T3 (Triiodothyronine), Free, Serum
Free triiodothyronine (T3) is a second- or third-level test of thyroid function; it provides further confirmation of hyperthyroidism, supplementing the tetraiodothyronine (T4), sensitive thyrotropin (sTSH), and total T3 assays
Evaluating clinically euthyroid patients who have an altered distribution of binding proteins
Monitoring thyroid hormone replacement therapy
Clinical Information Discusses physiology, pathophysiology, and general clinical aspects, as they relate to a laboratory test
Normally triiodothyronine (T3) circulates tightly bound to thyroxine-binding globulin and albumin. Only 0.3% of the total T3 is unbound (free); the free fraction is the active form.
In hyperthyroidism, both thyroxine (tetraiodothyronine; thyroxine: T4) and T3 levels (total and free) are usually elevated, but in a small subset of hyperthyroid patients (T3 toxicosis) only T3 is elevated. Generally, free T3 (FT3) measurement is not necessary since total T3 will suffice. However, FT3 levels may be required to evaluate clinically euthyroid patients who have an altered distribution of binding proteins (eg, pregnancy, dysalbuminemia).
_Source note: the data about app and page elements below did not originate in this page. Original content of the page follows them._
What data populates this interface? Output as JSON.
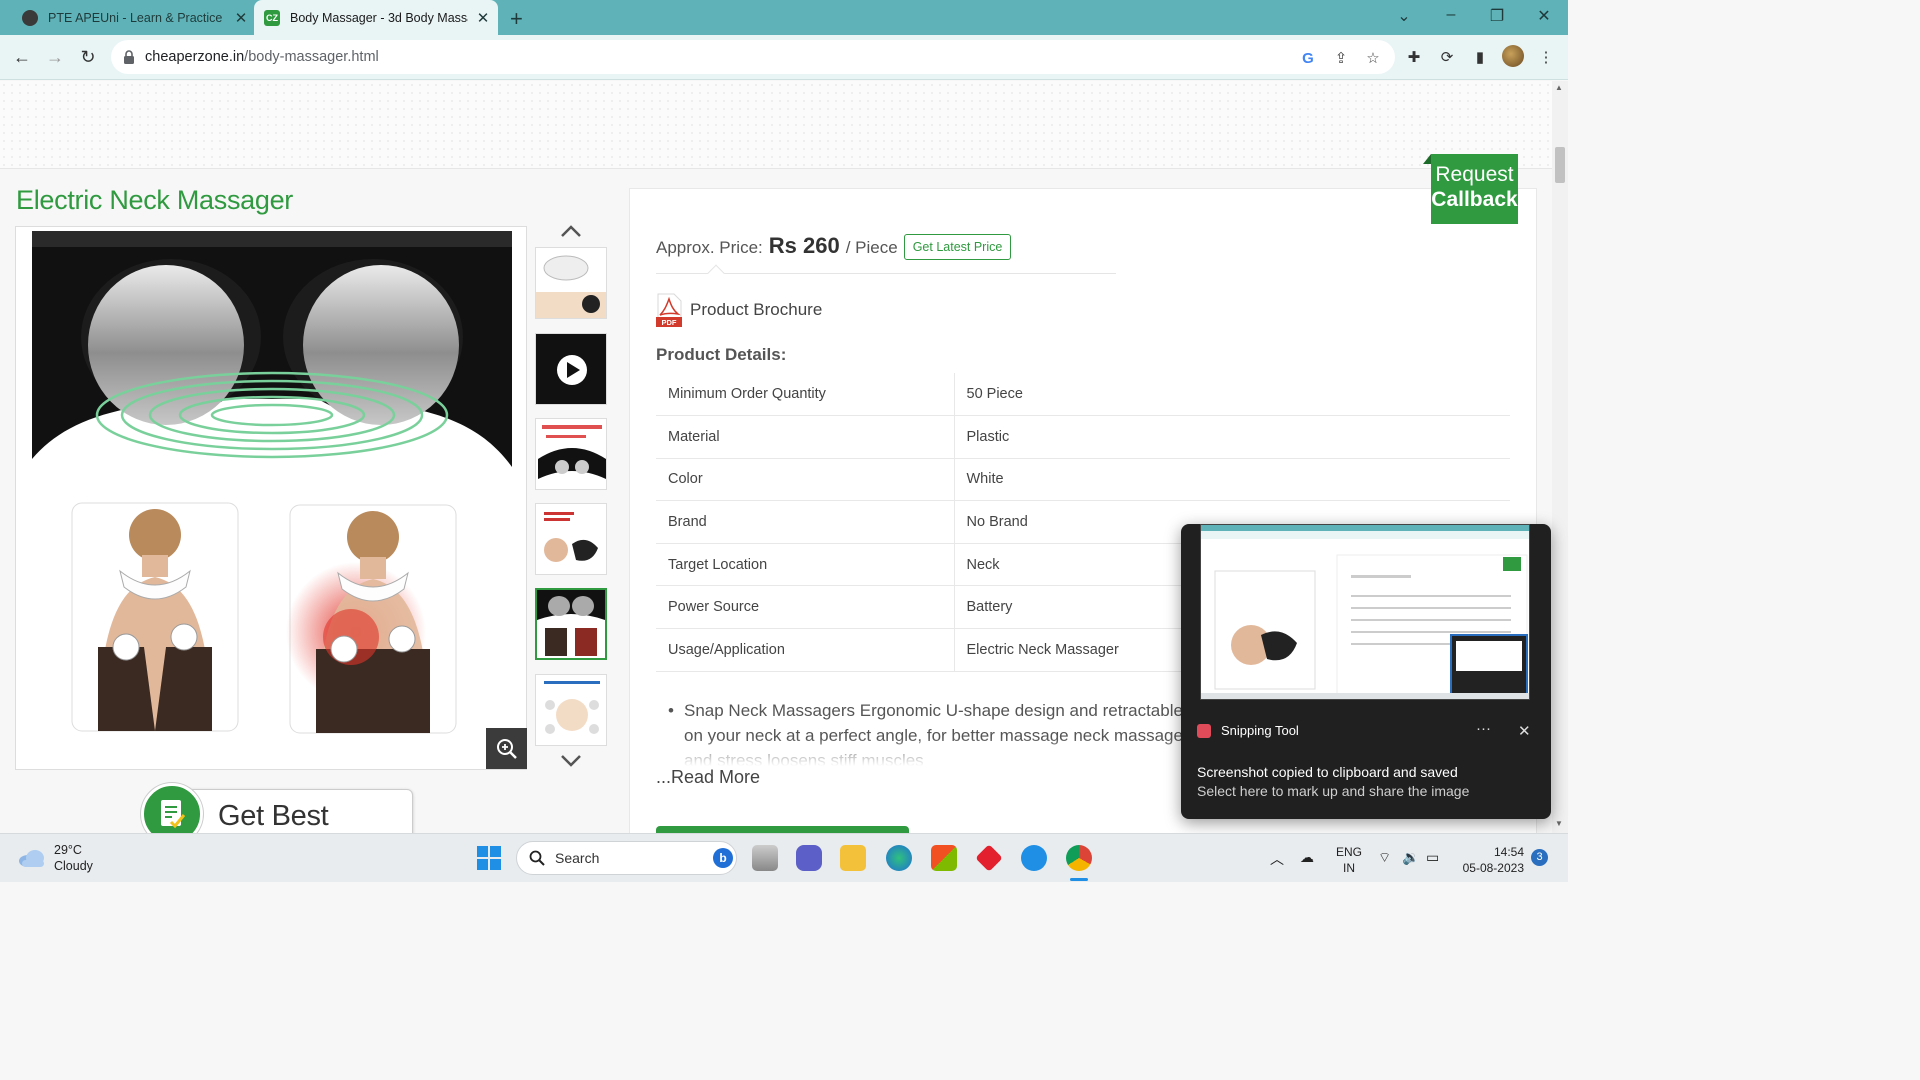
{
  "browser": {
    "tabs": [
      {
        "title": "PTE APEUni - Learn & Practice PTE",
        "active": false
      },
      {
        "title": "Body Massager - 3d Body Massager",
        "active": true
      }
    ],
    "new_tab_label": "+",
    "url_domain": "cheaperzone.in",
    "url_path": "/body-massager.html",
    "favicon_text": "CZ",
    "icons": [
      "back-arrow-icon",
      "forward-arrow-icon",
      "reload-icon",
      "lock-icon",
      "google-icon",
      "share-icon",
      "star-icon",
      "extensions-icon",
      "sync-icon",
      "sidebar-icon",
      "profile-avatar",
      "menu-dots-icon"
    ]
  },
  "product": {
    "title": "Electric Neck Massager",
    "approx_price_label": "Approx. Price:",
    "price": "Rs 260",
    "unit": "/ Piece",
    "latest_price_button": "Get Latest Price",
    "brochure_label": "Product Brochure",
    "pdf_badge": "PDF",
    "details_heading": "Product Details:",
    "specs": [
      {
        "key": "Minimum Order Quantity",
        "value": "50 Piece"
      },
      {
        "key": "Material",
        "value": "Plastic"
      },
      {
        "key": "Color",
        "value": "White"
      },
      {
        "key": "Brand",
        "value": "No Brand"
      },
      {
        "key": "Target Location",
        "value": "Neck"
      },
      {
        "key": "Power Source",
        "value": "Battery"
      },
      {
        "key": "Usage/Application",
        "value": "Electric Neck Massager"
      }
    ],
    "description": "Snap Neck Massagers Ergonomic U-shape design and retractable arms, the massager fits on your neck at a perfect angle, for better massage neck massager provides relaxation and stress loosens stiff muscles",
    "read_more": "...Read More",
    "quote_button": "Get Best Quote",
    "callback_line1": "Request",
    "callback_line2": "Callback",
    "thumbnail_count": 6,
    "selected_thumbnail": 5,
    "accent_color": "#2f9a3f"
  },
  "toast": {
    "app_name": "Snipping Tool",
    "more_label": "···",
    "close_label": "✕",
    "title": "Screenshot copied to clipboard and saved",
    "subtitle": "Select here to mark up and share the image"
  },
  "taskbar": {
    "temperature": "29°C",
    "condition": "Cloudy",
    "search_label": "Search",
    "lang_line1": "ENG",
    "lang_line2": "IN",
    "time": "14:54",
    "date": "05-08-2023",
    "notification_count": "3"
  }
}
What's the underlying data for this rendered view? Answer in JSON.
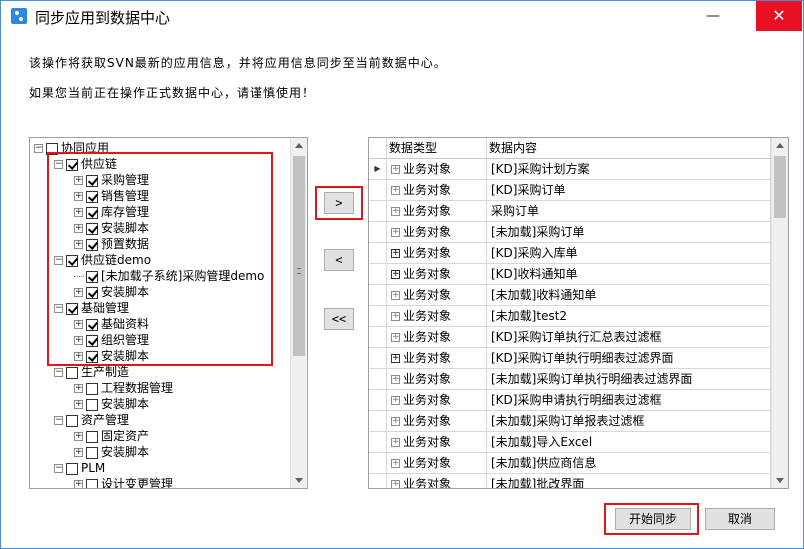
{
  "window": {
    "title": "同步应用到数据中心",
    "close_glyph": "✕",
    "min_glyph": "—"
  },
  "messages": {
    "line1": "该操作将获取SVN最新的应用信息，并将应用信息同步至当前数据中心。",
    "line2": "如果您当前正在操作正式数据中心，请谨慎使用！"
  },
  "tree": {
    "items": [
      {
        "label": "协同应用",
        "checked": false,
        "toggle": "−"
      },
      {
        "label": "供应链",
        "checked": true,
        "toggle": "−"
      },
      {
        "label": "采购管理",
        "checked": true,
        "toggle": "+"
      },
      {
        "label": "销售管理",
        "checked": true,
        "toggle": "+"
      },
      {
        "label": "库存管理",
        "checked": true,
        "toggle": "+"
      },
      {
        "label": "安装脚本",
        "checked": true,
        "toggle": "+"
      },
      {
        "label": "预置数据",
        "checked": true,
        "toggle": "+"
      },
      {
        "label": "供应链demo",
        "checked": true,
        "toggle": "−"
      },
      {
        "label": "[未加载子系统]采购管理demo",
        "checked": true,
        "toggle": ""
      },
      {
        "label": "安装脚本",
        "checked": true,
        "toggle": "+"
      },
      {
        "label": "基础管理",
        "checked": true,
        "toggle": "−"
      },
      {
        "label": "基础资料",
        "checked": true,
        "toggle": "+"
      },
      {
        "label": "组织管理",
        "checked": true,
        "toggle": "+"
      },
      {
        "label": "安装脚本",
        "checked": true,
        "toggle": "+"
      },
      {
        "label": "生产制造",
        "checked": false,
        "toggle": "−"
      },
      {
        "label": "工程数据管理",
        "checked": false,
        "toggle": "+"
      },
      {
        "label": "安装脚本",
        "checked": false,
        "toggle": "+"
      },
      {
        "label": "资产管理",
        "checked": false,
        "toggle": "−"
      },
      {
        "label": "固定资产",
        "checked": false,
        "toggle": "+"
      },
      {
        "label": "安装脚本",
        "checked": false,
        "toggle": "+"
      },
      {
        "label": "PLM",
        "checked": false,
        "toggle": "−"
      },
      {
        "label": "设计变更管理",
        "checked": false,
        "toggle": "+"
      }
    ]
  },
  "transfer": {
    "add_one": ">",
    "remove_one": "<",
    "remove_all": "<<"
  },
  "grid": {
    "columns": [
      "数据类型",
      "数据内容"
    ],
    "current_marker": "▶",
    "rows": [
      {
        "type": "业务对象",
        "content": "[KD]采购计划方案"
      },
      {
        "type": "业务对象",
        "content": "[KD]采购订单"
      },
      {
        "type": "业务对象",
        "content": "采购订单"
      },
      {
        "type": "业务对象",
        "content": "[未加载]采购订单"
      },
      {
        "type": "业务对象",
        "content": "[KD]采购入库单"
      },
      {
        "type": "业务对象",
        "content": "[KD]收料通知单"
      },
      {
        "type": "业务对象",
        "content": "[未加载]收料通知单"
      },
      {
        "type": "业务对象",
        "content": "[未加载]test2"
      },
      {
        "type": "业务对象",
        "content": "[KD]采购订单执行汇总表过滤框"
      },
      {
        "type": "业务对象",
        "content": "[KD]采购订单执行明细表过滤界面"
      },
      {
        "type": "业务对象",
        "content": "[未加载]采购订单执行明细表过滤界面"
      },
      {
        "type": "业务对象",
        "content": "[KD]采购申请执行明细表过滤框"
      },
      {
        "type": "业务对象",
        "content": "[未加载]采购订单报表过滤框"
      },
      {
        "type": "业务对象",
        "content": "[未加载]导入Excel"
      },
      {
        "type": "业务对象",
        "content": "[未加载]供应商信息"
      },
      {
        "type": "业务对象",
        "content": "[未加载]批改界面"
      }
    ]
  },
  "buttons": {
    "start_sync": "开始同步",
    "cancel": "取消"
  },
  "colors": {
    "highlight": "#e0161a",
    "title_border": "#4a8fd6",
    "close": "#e81123"
  }
}
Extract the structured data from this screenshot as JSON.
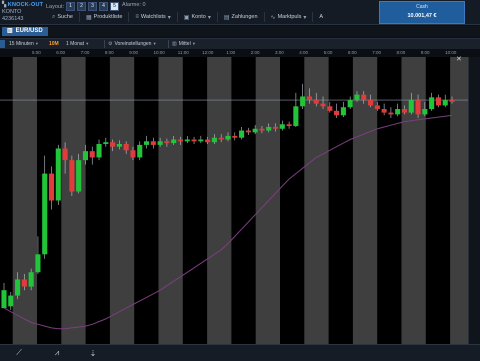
{
  "brand": {
    "product": "KNOCK-OUT",
    "account_label": "KONTO",
    "account_number": "4236143"
  },
  "layout": {
    "label": "Layout:",
    "buttons": [
      "1",
      "2",
      "3",
      "4",
      "5"
    ],
    "active": "5"
  },
  "alarme": {
    "label": "Alarme:",
    "count": "0"
  },
  "menu": [
    {
      "label": "Suche",
      "icon": "search-icon"
    },
    {
      "label": "Produktliste",
      "icon": "grid-icon"
    },
    {
      "label": "Watchlists",
      "icon": "list-icon"
    },
    {
      "label": "Konto",
      "icon": "wallet-icon"
    },
    {
      "label": "Zahlungen",
      "icon": "payment-icon"
    },
    {
      "label": "Marktpuls",
      "icon": "pulse-icon"
    },
    {
      "label": "A",
      "icon": "text-icon"
    }
  ],
  "cash": {
    "label": "Cash",
    "value": "10.001,47 €"
  },
  "chart_tab": {
    "label": "EUR/USD"
  },
  "toolbar": {
    "interval": "15 Minuten",
    "flag": "10M",
    "period": "1 Monat",
    "presets": "Voreinstellungen",
    "price_type": "Mittel"
  },
  "time_labels": [
    "5:00",
    "6:00",
    "7:00",
    "8:00",
    "9:00",
    "10:00",
    "11:00",
    "12:00",
    "1:00",
    "2:00",
    "3:00",
    "4:00",
    "5:00",
    "6:00",
    "7:00",
    "8:00",
    "9:00",
    "10:00"
  ],
  "colors": {
    "up": "#22c53a",
    "down": "#e23b3b",
    "ma": "#7a3f7e",
    "shade": "#4a4a4a",
    "accent": "#1f5d9c"
  },
  "chart_data": {
    "type": "candlestick",
    "series": [
      {
        "candles": [
          [
            0,
            20,
            2,
            28
          ],
          [
            2,
            14,
            -2,
            18
          ],
          [
            14,
            32,
            10,
            40
          ],
          [
            32,
            24,
            20,
            38
          ],
          [
            24,
            40,
            20,
            44
          ],
          [
            40,
            60,
            38,
            80
          ],
          [
            60,
            150,
            55,
            170
          ],
          [
            150,
            120,
            110,
            158
          ],
          [
            120,
            178,
            115,
            182
          ],
          [
            178,
            165,
            150,
            185
          ],
          [
            165,
            130,
            125,
            170
          ],
          [
            130,
            165,
            128,
            172
          ],
          [
            165,
            175,
            160,
            182
          ],
          [
            175,
            168,
            160,
            180
          ],
          [
            168,
            183,
            165,
            188
          ],
          [
            183,
            185,
            180,
            190
          ],
          [
            185,
            180,
            175,
            188
          ],
          [
            180,
            183,
            177,
            187
          ],
          [
            183,
            176,
            172,
            186
          ],
          [
            176,
            168,
            165,
            180
          ],
          [
            168,
            182,
            165,
            186
          ],
          [
            182,
            186,
            178,
            192
          ],
          [
            186,
            182,
            178,
            190
          ],
          [
            182,
            186,
            180,
            190
          ],
          [
            186,
            184,
            180,
            189
          ],
          [
            184,
            188,
            182,
            192
          ],
          [
            188,
            186,
            182,
            191
          ],
          [
            186,
            188,
            184,
            192
          ],
          [
            188,
            186,
            183,
            191
          ],
          [
            186,
            188,
            184,
            192
          ],
          [
            188,
            185,
            183,
            191
          ],
          [
            185,
            190,
            183,
            194
          ],
          [
            190,
            188,
            185,
            194
          ],
          [
            188,
            192,
            186,
            196
          ],
          [
            192,
            190,
            187,
            196
          ],
          [
            190,
            198,
            188,
            202
          ],
          [
            198,
            196,
            193,
            201
          ],
          [
            196,
            200,
            194,
            204
          ],
          [
            200,
            198,
            195,
            203
          ],
          [
            198,
            202,
            196,
            206
          ],
          [
            202,
            200,
            197,
            206
          ],
          [
            200,
            205,
            198,
            209
          ],
          [
            205,
            203,
            200,
            208
          ],
          [
            203,
            225,
            202,
            240
          ],
          [
            225,
            236,
            222,
            250
          ],
          [
            236,
            232,
            228,
            245
          ],
          [
            232,
            228,
            225,
            240
          ],
          [
            228,
            225,
            222,
            236
          ],
          [
            225,
            220,
            218,
            230
          ],
          [
            220,
            215,
            212,
            228
          ],
          [
            215,
            224,
            213,
            230
          ],
          [
            224,
            232,
            222,
            236
          ],
          [
            232,
            238,
            230,
            242
          ],
          [
            238,
            232,
            228,
            242
          ],
          [
            232,
            226,
            224,
            238
          ],
          [
            226,
            222,
            220,
            230
          ],
          [
            222,
            218,
            215,
            228
          ],
          [
            218,
            216,
            212,
            224
          ],
          [
            216,
            222,
            214,
            228
          ],
          [
            222,
            218,
            216,
            226
          ],
          [
            218,
            232,
            216,
            240
          ],
          [
            232,
            216,
            212,
            238
          ],
          [
            216,
            222,
            214,
            230
          ],
          [
            222,
            235,
            220,
            240
          ],
          [
            235,
            226,
            224,
            238
          ],
          [
            226,
            232,
            224,
            238
          ],
          [
            232,
            230,
            228,
            236
          ]
        ]
      }
    ],
    "moving_average": [
      0,
      -4,
      -8,
      -12,
      -16,
      -18,
      -20,
      -22,
      -23,
      -23,
      -22,
      -21,
      -20,
      -18,
      -15,
      -12,
      -8,
      -4,
      0,
      4,
      8,
      12,
      16,
      20,
      25,
      30,
      35,
      40,
      45,
      50,
      55,
      60,
      65,
      72,
      80,
      88,
      96,
      104,
      112,
      120,
      128,
      136,
      144,
      150,
      156,
      162,
      168,
      172,
      176,
      180,
      184,
      188,
      191,
      194,
      197,
      200,
      202,
      204,
      206,
      208,
      209,
      210,
      211,
      212,
      213,
      214,
      215
    ],
    "y_range": [
      -40,
      280
    ]
  }
}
Some investigators recommend the FT3 assay for monitoring thyroid replacement therapy, although its clinical role is not precisely defined.
Reference Values Describes reference intervals and additional information for interpretation of test results. May include intervals based on age and sex when appropriate. Intervals are Mayo-derived, unless otherwise designated. If an interpretive report is provided, the reference value field will state this.
> or =1 year: 2.0-3.5 pg/mL
Elevated free triiodothyronine (FT3) values are associated with thyrotoxicosis or excess thyroid hormone replacement.
Cautions Discusses conditions that may cause diagnostic confusion, including improper specimen collection and handling, inappropriate test selection, and interfering substances
Free triiodothyronine (FT3) is not a sensitive test for hypothyroidism.
Some patients who have been exposed to animal antigens, either in the environment or as part of treatment or imaging procedures, may have circulating antianimal antibodies present. These antibodies may interfere with the assay reagents to produce unreliable results.
Clinical Reference Provides recommendations for further in-depth reading of a clinical nature
1. Demers LM, Spencer Cl: The thyroid: pathophysiology and thyroid function testing. In Tietz Textbook of Clinical Chemistry and Molecular Diagnostics. Fourth edition. Edited by CA Burtis, ER Ashwood, DE Bruns. St. Louis, Elsevier Saunders Company. 2006, pp 2053-2087
2. FT3 Validation 2005 and AIA Retrospective Validation V-139, 2009. Unpublished data